------ Input for this task ------

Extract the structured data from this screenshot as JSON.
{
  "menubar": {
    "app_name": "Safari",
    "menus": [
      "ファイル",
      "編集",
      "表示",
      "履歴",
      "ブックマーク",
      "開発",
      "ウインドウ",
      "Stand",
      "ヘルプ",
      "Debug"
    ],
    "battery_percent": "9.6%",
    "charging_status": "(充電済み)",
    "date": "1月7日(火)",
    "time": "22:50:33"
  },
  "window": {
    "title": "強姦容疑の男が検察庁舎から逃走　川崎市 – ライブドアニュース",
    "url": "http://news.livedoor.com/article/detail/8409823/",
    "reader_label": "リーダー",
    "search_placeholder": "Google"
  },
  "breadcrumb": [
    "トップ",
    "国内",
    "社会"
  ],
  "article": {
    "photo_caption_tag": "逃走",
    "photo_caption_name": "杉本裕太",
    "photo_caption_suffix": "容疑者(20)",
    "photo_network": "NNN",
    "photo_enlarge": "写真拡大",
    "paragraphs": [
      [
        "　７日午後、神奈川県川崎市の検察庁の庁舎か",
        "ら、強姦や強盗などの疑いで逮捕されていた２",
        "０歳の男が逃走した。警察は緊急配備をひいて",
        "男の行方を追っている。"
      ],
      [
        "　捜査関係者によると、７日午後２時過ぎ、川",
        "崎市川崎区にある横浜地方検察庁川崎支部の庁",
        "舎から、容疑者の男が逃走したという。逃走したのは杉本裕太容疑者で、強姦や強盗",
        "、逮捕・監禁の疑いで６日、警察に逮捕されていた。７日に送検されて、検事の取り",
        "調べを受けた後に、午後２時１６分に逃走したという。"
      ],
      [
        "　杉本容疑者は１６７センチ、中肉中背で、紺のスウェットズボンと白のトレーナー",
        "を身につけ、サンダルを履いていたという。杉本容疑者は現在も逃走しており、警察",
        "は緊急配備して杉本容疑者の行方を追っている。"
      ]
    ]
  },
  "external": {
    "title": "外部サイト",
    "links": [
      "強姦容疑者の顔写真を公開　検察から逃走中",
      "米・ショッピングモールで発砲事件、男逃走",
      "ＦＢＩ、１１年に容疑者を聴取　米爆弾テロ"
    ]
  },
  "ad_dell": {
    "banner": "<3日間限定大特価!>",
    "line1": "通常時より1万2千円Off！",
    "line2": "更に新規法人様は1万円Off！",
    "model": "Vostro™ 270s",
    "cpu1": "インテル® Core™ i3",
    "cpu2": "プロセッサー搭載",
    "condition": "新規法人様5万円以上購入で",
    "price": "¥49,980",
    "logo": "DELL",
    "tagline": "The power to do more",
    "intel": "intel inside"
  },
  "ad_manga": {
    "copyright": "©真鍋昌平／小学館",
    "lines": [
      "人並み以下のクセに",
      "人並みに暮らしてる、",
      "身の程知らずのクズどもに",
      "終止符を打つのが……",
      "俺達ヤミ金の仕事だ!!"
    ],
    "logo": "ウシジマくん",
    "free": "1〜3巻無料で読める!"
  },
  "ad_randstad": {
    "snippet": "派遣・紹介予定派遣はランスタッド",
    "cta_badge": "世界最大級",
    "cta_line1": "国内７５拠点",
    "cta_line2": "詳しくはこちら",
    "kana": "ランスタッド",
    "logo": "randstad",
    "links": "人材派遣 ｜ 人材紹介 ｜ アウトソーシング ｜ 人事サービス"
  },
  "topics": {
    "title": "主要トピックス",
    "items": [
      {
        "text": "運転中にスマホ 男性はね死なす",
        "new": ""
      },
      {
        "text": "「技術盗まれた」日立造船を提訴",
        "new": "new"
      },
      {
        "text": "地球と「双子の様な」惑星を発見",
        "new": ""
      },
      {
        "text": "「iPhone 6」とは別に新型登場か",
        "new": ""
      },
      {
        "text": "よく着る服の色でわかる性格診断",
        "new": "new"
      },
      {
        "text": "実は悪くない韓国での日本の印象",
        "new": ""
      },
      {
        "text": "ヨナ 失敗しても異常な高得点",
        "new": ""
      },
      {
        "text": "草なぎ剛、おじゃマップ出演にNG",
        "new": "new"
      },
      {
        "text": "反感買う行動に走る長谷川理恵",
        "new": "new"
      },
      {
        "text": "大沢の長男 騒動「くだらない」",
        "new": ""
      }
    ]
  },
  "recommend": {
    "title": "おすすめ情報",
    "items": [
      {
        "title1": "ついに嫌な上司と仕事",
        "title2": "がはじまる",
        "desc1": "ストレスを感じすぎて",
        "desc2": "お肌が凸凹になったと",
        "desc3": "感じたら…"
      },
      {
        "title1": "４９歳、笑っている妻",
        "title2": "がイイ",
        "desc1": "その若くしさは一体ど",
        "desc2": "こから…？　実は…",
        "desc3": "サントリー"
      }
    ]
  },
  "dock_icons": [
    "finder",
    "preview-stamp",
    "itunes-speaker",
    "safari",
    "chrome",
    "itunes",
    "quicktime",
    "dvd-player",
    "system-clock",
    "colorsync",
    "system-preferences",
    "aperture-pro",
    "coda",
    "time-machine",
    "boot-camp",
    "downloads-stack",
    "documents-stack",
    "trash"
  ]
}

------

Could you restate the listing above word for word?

Extract the structured data from this screenshot as JSON.
{
  "menubar": {
    "app_name": "Safari",
    "menus": [
      "ファイル",
      "編集",
      "表示",
      "履歴",
      "ブックマーク",
      "開発",
      "ウインドウ",
      "Stand",
      "ヘルプ",
      "Debug"
    ],
    "battery_percent": "9.6%",
    "charging_status": "(充電済み)",
    "date": "1月7日(火)",
    "time": "22:50:33"
  },
  "window": {
    "title": "強姦容疑の男が検察庁舎から逃走　川崎市 – ライブドアニュース",
    "url": "http://news.livedoor.com/article/detail/8409823/",
    "reader_label": "リーダー",
    "search_placeholder": "Google"
  },
  "breadcrumb": [
    "トップ",
    "国内",
    "社会"
  ],
  "article": {
    "photo_caption_tag": "逃走",
    "photo_caption_name": "杉本裕太",
    "photo_caption_suffix": "容疑者(20)",
    "photo_network": "NNN",
    "photo_enlarge": "写真拡大",
    "paragraphs": [
      [
        "　７日午後、神奈川県川崎市の検察庁の庁舎か",
        "ら、強姦や強盗などの疑いで逮捕されていた２",
        "０歳の男が逃走した。警察は緊急配備をひいて",
        "男の行方を追っている。"
      ],
      [
        "　捜査関係者によると、７日午後２時過ぎ、川",
        "崎市川崎区にある横浜地方検察庁川崎支部の庁",
        "舎から、容疑者の男が逃走したという。逃走したのは杉本裕太容疑者で、強姦や強盗",
        "、逮捕・監禁の疑いで６日、警察に逮捕されていた。７日に送検されて、検事の取り",
        "調べを受けた後に、午後２時１６分に逃走したという。"
      ],
      [
        "　杉本容疑者は１６７センチ、中肉中背で、紺のスウェットズボンと白のトレーナー",
        "を身につけ、サンダルを履いていたという。杉本容疑者は現在も逃走しており、警察",
        "は緊急配備して杉本容疑者の行方を追っている。"
      ]
    ]
  },
  "external": {
    "title": "外部サイト",
    "links": [
      "強姦容疑者の顔写真を公開　検察から逃走中",
      "米・ショッピングモールで発砲事件、男逃走",
      "ＦＢＩ、１１年に容疑者を聴取　米爆弾テロ"
    ]
  },
  "ad_dell": {
    "banner": "<3日間限定大特価!>",
    "line1": "通常時より1万2千円Off！",
    "line2": "更に新規法人様は1万円Off！",
    "model": "Vostro™ 270s",
    "cpu1": "インテル® Core™ i3",
    "cpu2": "プロセッサー搭載",
    "condition": "新規法人様5万円以上購入で",
    "price": "¥49,980",
    "logo": "DELL",
    "tagline": "The power to do more",
    "intel": "intel inside"
  },
  "ad_manga": {
    "copyright": "©真鍋昌平／小学館",
    "lines": [
      "人並み以下のクセに",
      "人並みに暮らしてる、",
      "身の程知らずのクズどもに",
      "終止符を打つのが……",
      "俺達ヤミ金の仕事だ!!"
    ],
    "logo": "ウシジマくん",
    "free": "1〜3巻無料で読める!"
  },
  "ad_randstad": {
    "snippet": "派遣・紹介予定派遣はランスタッド",
    "cta_badge": "世界最大級",
    "cta_line1": "国内７５拠点",
    "cta_line2": "詳しくはこちら",
    "kana": "ランスタッド",
    "logo": "randstad",
    "links": "人材派遣 ｜ 人材紹介 ｜ アウトソーシング ｜ 人事サービス"
  },
  "topics": {
    "title": "主要トピックス",
    "items": [
      {
        "text": "運転中にスマホ 男性はね死なす",
        "new": ""
      },
      {
        "text": "「技術盗まれた」日立造船を提訴",
        "new": "new"
      },
      {
        "text": "地球と「双子の様な」惑星を発見",
        "new": ""
      },
      {
        "text": "「iPhone 6」とは別に新型登場か",
        "new": ""
      },
      {
        "text": "よく着る服の色でわかる性格診断",
        "new": "new"
      },
      {
        "text": "実は悪くない韓国での日本の印象",
        "new": ""
      },
      {
        "text": "ヨナ 失敗しても異常な高得点",
        "new": ""
      },
      {
        "text": "草なぎ剛、おじゃマップ出演にNG",
        "new": "new"
      },
      {
        "text": "反感買う行動に走る長谷川理恵",
        "new": "new"
      },
      {
        "text": "大沢の長男 騒動「くだらない」",
        "new": ""
      }
    ]
  },
  "recommend": {
    "title": "おすすめ情報",
    "items": [
      {
        "title1": "ついに嫌な上司と仕事",
        "title2": "がはじまる",
        "desc1": "ストレスを感じすぎて",
        "desc2": "お肌が凸凹になったと",
        "desc3": "感じたら…"
      },
      {
        "title1": "４９歳、笑っている妻",
        "title2": "がイイ",
        "desc1": "その若くしさは一体ど",
        "desc2": "こから…？　実は…",
        "desc3": "サントリー"
      }
    ]
  },
  "dock_icons": [
    "finder",
    "preview-stamp",
    "itunes-speaker",
    "safari",
    "chrome",
    "itunes",
    "quicktime",
    "dvd-player",
    "system-clock",
    "colorsync",
    "system-preferences",
    "aperture-pro",
    "coda",
    "time-machine",
    "boot-camp",
    "downloads-stack",
    "documents-stack",
    "trash"
  ]
}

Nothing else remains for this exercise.